━━━━━ DATA FOR THIS EXERCISE ━━━━━

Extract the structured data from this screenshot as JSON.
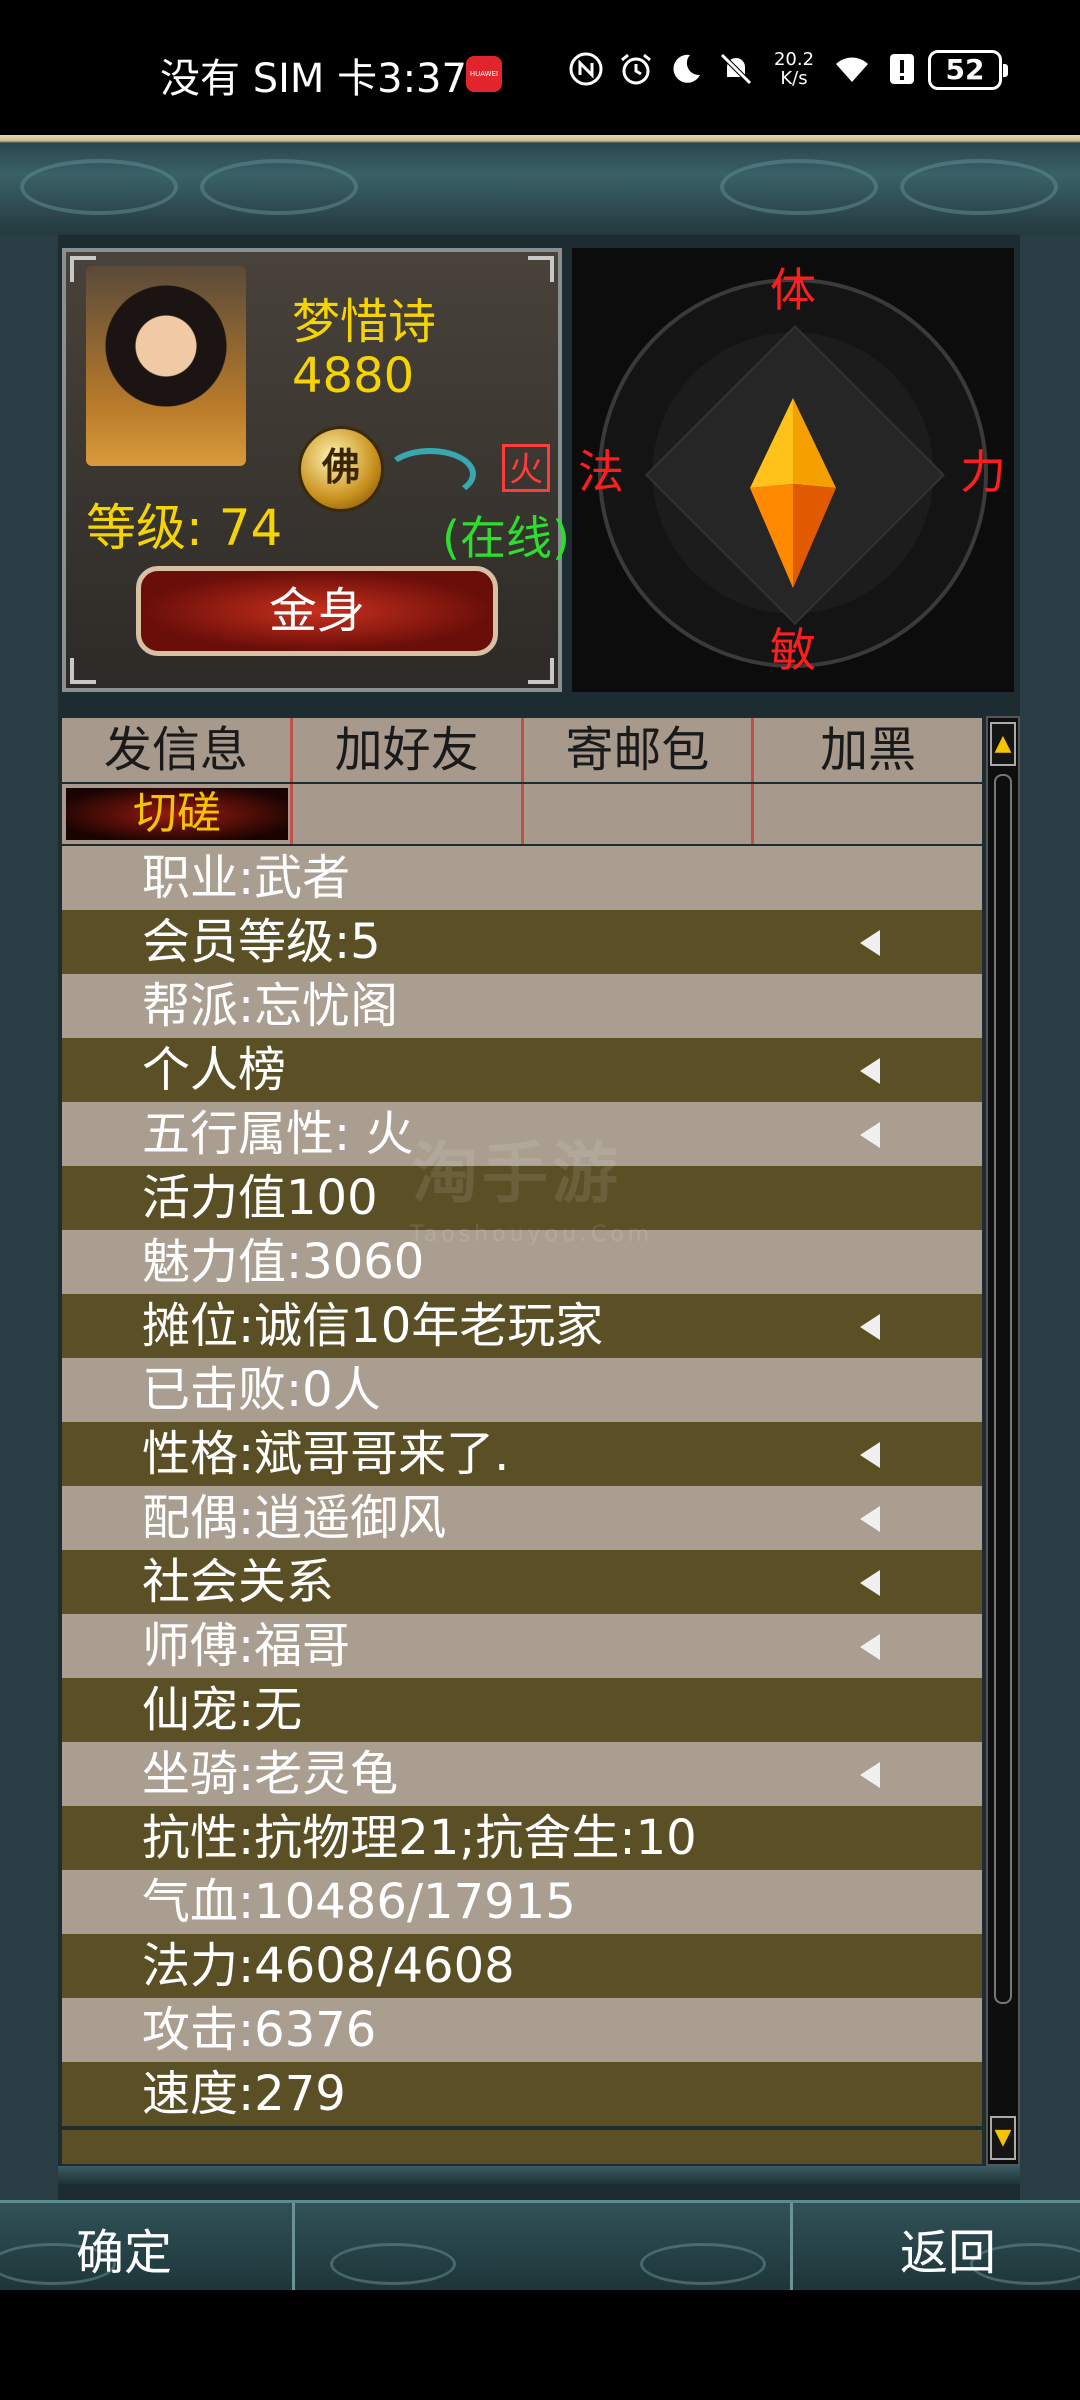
{
  "status_bar": {
    "carrier_time": "没有 SIM 卡3:37",
    "app_badge": "HUAWEI",
    "net_speed_value": "20.2",
    "net_speed_unit": "K/s",
    "battery": "52",
    "icons": [
      "nfc-icon",
      "alarm-icon",
      "moon-icon",
      "mute-icon",
      "wifi-icon",
      "alert-icon"
    ]
  },
  "profile": {
    "name": "梦惜诗",
    "score": "4880",
    "badge": "佛",
    "element_icon": "火",
    "level": "等级: 74",
    "online": "(在线)",
    "golden_body_button": "金身"
  },
  "compass": {
    "top": "体",
    "left": "法",
    "right": "力",
    "bottom": "敏",
    "colors": {
      "label": "#ff1e1e",
      "gem_light": "#ffc21a",
      "gem_dark": "#e25a00"
    }
  },
  "actions": {
    "send_message": "发信息",
    "add_friend": "加好友",
    "mail_package": "寄邮包",
    "blacklist": "加黑",
    "spar": "切磋"
  },
  "info_rows": [
    {
      "text": "职业:武者",
      "arrow": false
    },
    {
      "text": "会员等级:5",
      "arrow": true
    },
    {
      "text": "帮派:忘忧阁",
      "arrow": false
    },
    {
      "text": "个人榜",
      "arrow": true
    },
    {
      "text": "五行属性:  火",
      "arrow": true
    },
    {
      "text": "活力值100",
      "arrow": false
    },
    {
      "text": "魅力值:3060",
      "arrow": false
    },
    {
      "text": "摊位:诚信10年老玩家",
      "arrow": true
    },
    {
      "text": "已击败:0人",
      "arrow": false
    },
    {
      "text": "性格:斌哥哥来了.",
      "arrow": true
    },
    {
      "text": "配偶:逍遥御风",
      "arrow": true
    },
    {
      "text": "社会关系",
      "arrow": true
    },
    {
      "text": "师傅:福哥",
      "arrow": true
    },
    {
      "text": "仙宠:无",
      "arrow": false
    },
    {
      "text": "坐骑:老灵龟",
      "arrow": true
    },
    {
      "text": "抗性:抗物理21;抗舍生:10",
      "arrow": false
    },
    {
      "text": "气血:10486/17915",
      "arrow": false
    },
    {
      "text": "法力:4608/4608",
      "arrow": false
    },
    {
      "text": "攻击:6376",
      "arrow": false
    },
    {
      "text": "速度:279",
      "arrow": false
    }
  ],
  "watermark": {
    "main": "淘手游",
    "sub": "Taoshouyou.Com"
  },
  "bottom": {
    "confirm": "确定",
    "back": "返回"
  }
}
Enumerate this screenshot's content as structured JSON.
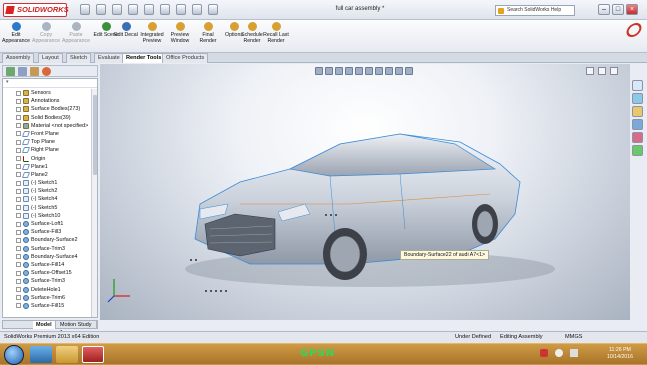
{
  "window": {
    "app_name": "SOLIDWORKS",
    "title": "full car assembly *",
    "search_placeholder": "Search SolidWorks Help"
  },
  "ribbon": {
    "buttons": [
      {
        "label": "Edit Appearance",
        "disabled": false,
        "color": "#2a7cc8"
      },
      {
        "label": "Copy Appearance",
        "disabled": true,
        "color": "#aab4c2"
      },
      {
        "label": "Paste Appearance",
        "disabled": true,
        "color": "#aab4c2"
      },
      {
        "label": "Edit Scene",
        "disabled": false,
        "color": "#3c8f3c"
      },
      {
        "label": "Edit Decal",
        "disabled": false,
        "color": "#3a6fb4"
      },
      {
        "label": "Integrated Preview",
        "disabled": false,
        "color": "#d8a030"
      },
      {
        "label": "Preview Window",
        "disabled": false,
        "color": "#d8a030"
      },
      {
        "label": "Final Render",
        "disabled": false,
        "color": "#d8a030"
      },
      {
        "label": "Options",
        "disabled": false,
        "color": "#d8a030"
      },
      {
        "label": "Schedule Render",
        "disabled": false,
        "color": "#d8a030"
      },
      {
        "label": "Recall Last Render",
        "disabled": false,
        "color": "#d8a030"
      }
    ]
  },
  "tabs": [
    "Assembly",
    "Layout",
    "Sketch",
    "Evaluate",
    "Render Tools",
    "Office Products"
  ],
  "active_tab": "Render Tools",
  "feature_tree": {
    "items": [
      {
        "label": "Sensors",
        "kind": "folder"
      },
      {
        "label": "Annotations",
        "kind": "folder"
      },
      {
        "label": "Surface Bodies(273)",
        "kind": "folder"
      },
      {
        "label": "Solid Bodies(39)",
        "kind": "folder"
      },
      {
        "label": "Material <not specified>",
        "kind": "mate"
      },
      {
        "label": "Front Plane",
        "kind": "plane"
      },
      {
        "label": "Top Plane",
        "kind": "plane"
      },
      {
        "label": "Right Plane",
        "kind": "plane"
      },
      {
        "label": "Origin",
        "kind": "origin"
      },
      {
        "label": "Plane1",
        "kind": "plane"
      },
      {
        "label": "Plane2",
        "kind": "plane"
      },
      {
        "label": "(-) Sketch1",
        "kind": "sketch"
      },
      {
        "label": "(-) Sketch2",
        "kind": "sketch"
      },
      {
        "label": "(-) Sketch4",
        "kind": "sketch"
      },
      {
        "label": "(-) Sketch5",
        "kind": "sketch"
      },
      {
        "label": "(-) Sketch10",
        "kind": "sketch"
      },
      {
        "label": "Surface-Loft1",
        "kind": "surf"
      },
      {
        "label": "Surface-Fill3",
        "kind": "surf"
      },
      {
        "label": "Boundary-Surface2",
        "kind": "surf"
      },
      {
        "label": "Surface-Trim3",
        "kind": "surf"
      },
      {
        "label": "Boundary-Surface4",
        "kind": "surf"
      },
      {
        "label": "Surface-Fill14",
        "kind": "surf"
      },
      {
        "label": "Surface-Offset15",
        "kind": "surf"
      },
      {
        "label": "Surface-Trim3",
        "kind": "surf"
      },
      {
        "label": "DeleteHole1",
        "kind": "surf"
      },
      {
        "label": "Surface-Trim6",
        "kind": "surf"
      },
      {
        "label": "Surface-Fill15",
        "kind": "surf"
      }
    ]
  },
  "bottom_tabs": [
    "Model",
    "Motion Study 1"
  ],
  "tooltip": "Boundary-Surface22 of audi A7<1>",
  "status": {
    "version": "SolidWorks Premium 2013 x64 Edition",
    "definition": "Under Defined",
    "mode": "Editing Assembly",
    "units": "MMGS"
  },
  "taskbar": {
    "brand": "GPSN",
    "time": "11:26 PM",
    "date": "10/14/2016"
  }
}
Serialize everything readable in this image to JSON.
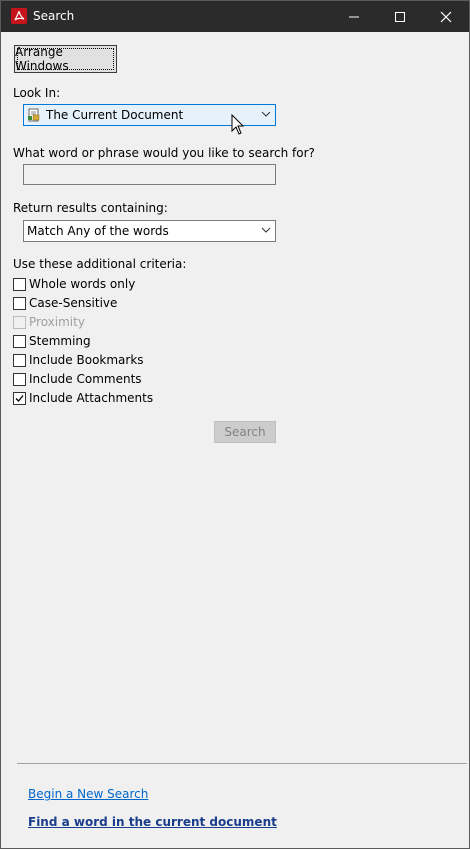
{
  "window": {
    "title": "Search",
    "icon": "adobe-acrobat-icon"
  },
  "arrange_button": "Arrange Windows",
  "look_in": {
    "label": "Look In:",
    "value": "The Current Document",
    "icon": "document-icon"
  },
  "phrase": {
    "label": "What word or phrase would you like to search for?",
    "value": ""
  },
  "results": {
    "label": "Return results containing:",
    "value": "Match Any of the words"
  },
  "criteria": {
    "label": "Use these additional criteria:",
    "options": [
      {
        "label": "Whole words only",
        "checked": false,
        "enabled": true
      },
      {
        "label": "Case-Sensitive",
        "checked": false,
        "enabled": true
      },
      {
        "label": "Proximity",
        "checked": false,
        "enabled": false
      },
      {
        "label": "Stemming",
        "checked": false,
        "enabled": true
      },
      {
        "label": "Include Bookmarks",
        "checked": false,
        "enabled": true
      },
      {
        "label": "Include Comments",
        "checked": false,
        "enabled": true
      },
      {
        "label": "Include Attachments",
        "checked": true,
        "enabled": true
      }
    ]
  },
  "search_button": "Search",
  "links": {
    "new_search": "Begin a New Search",
    "find_word": "Find a word in the current document"
  },
  "colors": {
    "titlebar": "#2b2b2b",
    "link": "#0066cc",
    "accent": "#0078d7"
  }
}
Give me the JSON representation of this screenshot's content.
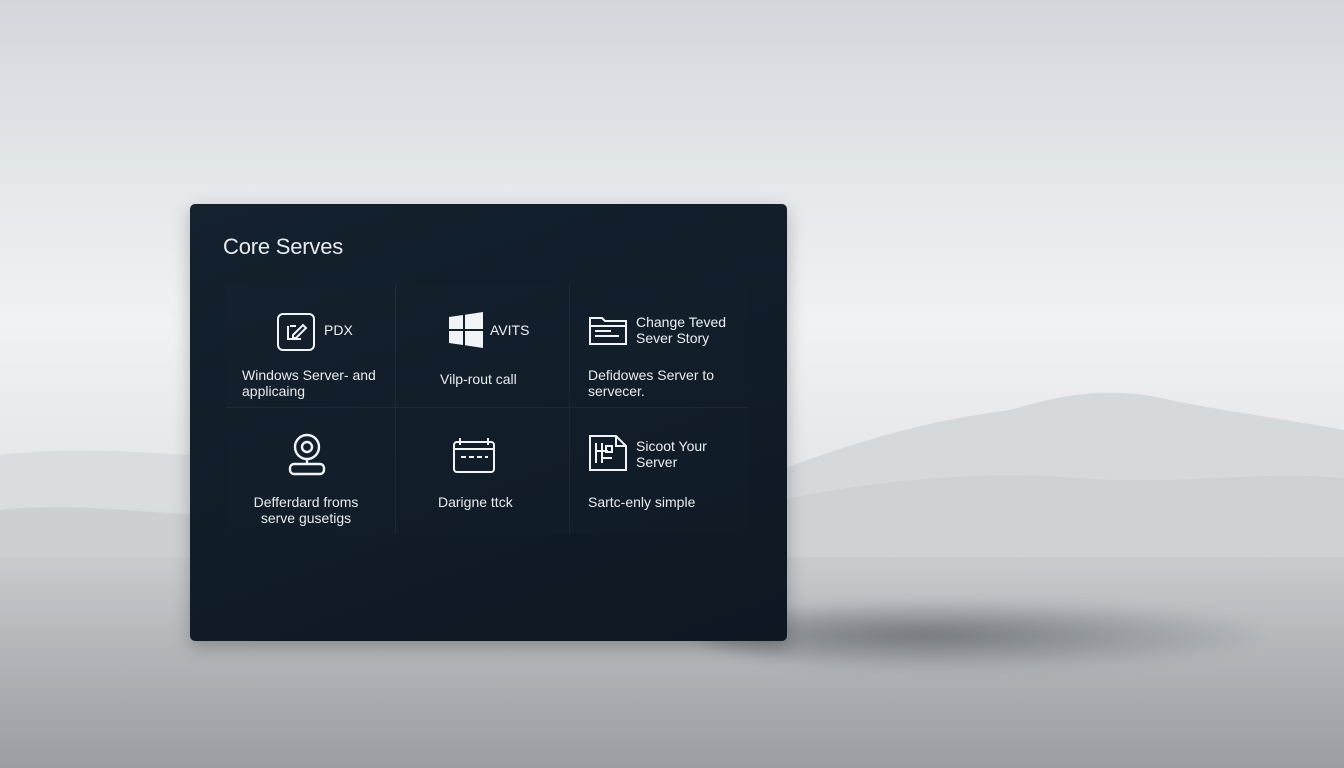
{
  "panel": {
    "title": "Core Serves",
    "tiles": [
      {
        "icon": "document-pen-icon",
        "label": "PDX",
        "description": "Windows Server- and\napplicaing"
      },
      {
        "icon": "windows-logo-icon",
        "label": "AVITS",
        "description": "Vilp-rout call"
      },
      {
        "icon": "folder-icon",
        "label": "Change Teved\nSever Story",
        "description": "Defidowes Server to\nservecer."
      },
      {
        "icon": "webcam-icon",
        "label": "",
        "description": "Defferdard froms\nserve gusetigs"
      },
      {
        "icon": "calendar-icon",
        "label": "",
        "description": "Darigne ttck"
      },
      {
        "icon": "document-stack-icon",
        "label": "Sicoot Your\nServer",
        "description": "Sartc-enly simple"
      }
    ]
  }
}
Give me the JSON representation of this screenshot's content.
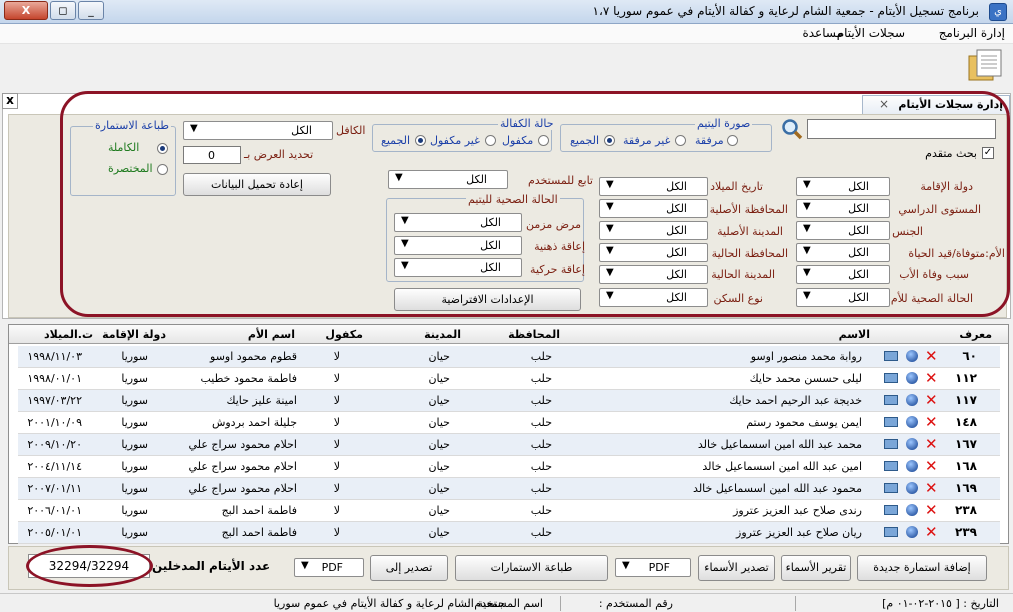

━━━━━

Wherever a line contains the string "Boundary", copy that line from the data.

=== EXERCISE RESULT ===
        "label": "Boundary-Surface2",
        "label": "Boundary-Surface4",
  "tooltip": "Boundary-Surface22 of audi A7<1>",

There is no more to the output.